Sophomore Helen Kahn does not agree with Trump’s actions or his neglect to inform important members of the government, which she thinks was a “bold move.” In her opinion, “what is needed is more transparency in the U.S. from the people in power to solve these conflicts. Trust in a country means it’s people knowing where we stand.”

In Iran, Suleimani’s death resulted in widespread protest from both ordinary citizens and government figures. Men, women, and children flooded the streets on Friday, calling for “death to America” and “revenge, revenge, revenge.” Protestors burned an American flag and ripped an Israel flag. Mohammad Javad Zarif, Iran’s Foreign Minister, described the strike as an act of “international terrorism” on the part of the United States; meanwhile, Iran’s supreme leader Ayatollah Ali Khamenei announced that the death of Suleimani warranted “forceful revenge.”

Where this unfolding event will lead is still unclear, but it marks the beginning of a sharp escalation in tensions between the U.S. and Iran. The U.S. government is urging any U.S. citizens in Iraq to leave as soon as possible, and is deploying nearly 3,000 additional troops to the Middle East. Experts and observers are even calling Suleimani’s assassination an “explicit act of war.”

Although it has sparked significant unrest and anger in Iran and nervous speculation in the U.S., Hingham High sophomore Christian Pederson thinks “most people are overreacting to this situation.” Contrary to the opinions of some analysts, he remains optimistic, saying that “while this event may lead to a spike in terrorist activity from jihadist reactionaries, I doubt a huge conflict is on the horizon.”

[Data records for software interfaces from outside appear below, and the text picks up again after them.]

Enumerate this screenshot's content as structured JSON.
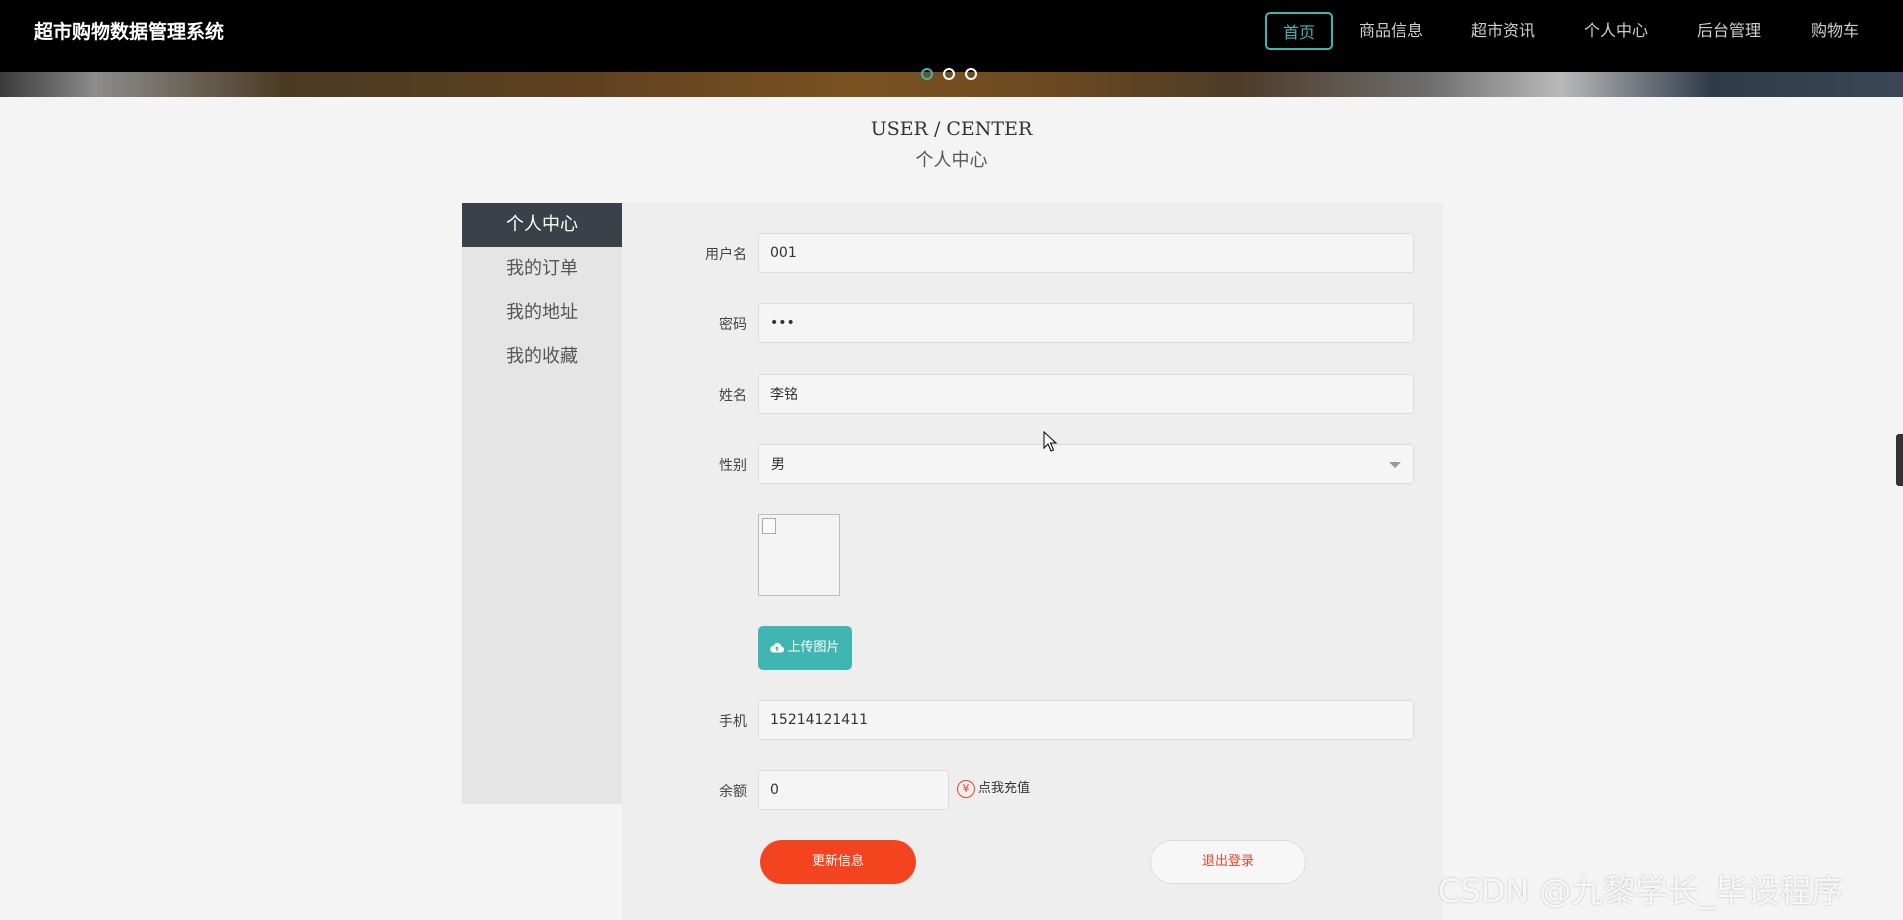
{
  "app": {
    "title": "超市购物数据管理系统"
  },
  "nav": {
    "items": [
      {
        "label": "首页",
        "active": true
      },
      {
        "label": "商品信息"
      },
      {
        "label": "超市资讯"
      },
      {
        "label": "个人中心"
      },
      {
        "label": "后台管理"
      },
      {
        "label": "购物车"
      }
    ]
  },
  "carousel": {
    "slide_count": 3,
    "active_index": 0
  },
  "page": {
    "title_en": "USER / CENTER",
    "title_cn": "个人中心"
  },
  "sidebar": {
    "items": [
      {
        "label": "个人中心",
        "active": true
      },
      {
        "label": "我的订单"
      },
      {
        "label": "我的地址"
      },
      {
        "label": "我的收藏"
      }
    ]
  },
  "form": {
    "username": {
      "label": "用户名",
      "value": "001"
    },
    "password": {
      "label": "密码",
      "value": "123"
    },
    "name": {
      "label": "姓名",
      "value": "李铭"
    },
    "gender": {
      "label": "性别",
      "value": "男"
    },
    "upload_label": "上传图片",
    "phone": {
      "label": "手机",
      "value": "15214121411"
    },
    "balance": {
      "label": "余额",
      "value": "0",
      "recharge_label": "点我充值"
    },
    "update_label": "更新信息",
    "logout_label": "退出登录"
  },
  "icons": {
    "upload": "cloud-upload-icon",
    "recharge": "yen-icon",
    "dropdown": "chevron-down-icon",
    "image_placeholder": "broken-image-icon"
  },
  "colors": {
    "accent": "#3fb6b2",
    "primary_button": "#f4431f",
    "danger_text": "#e8452c",
    "header_bg": "#000000",
    "sidebar_active": "#3a4149"
  },
  "watermark": "CSDN @九黎学长_毕设程序"
}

Nevertheless, however the U.S. decides to move forward in its relations with the Middle East, it must be careful. In the words of former vice president Joe Biden, the U.S. strike was like tossing “dynamite in a tinderbox”– and Iran is sure to retaliate.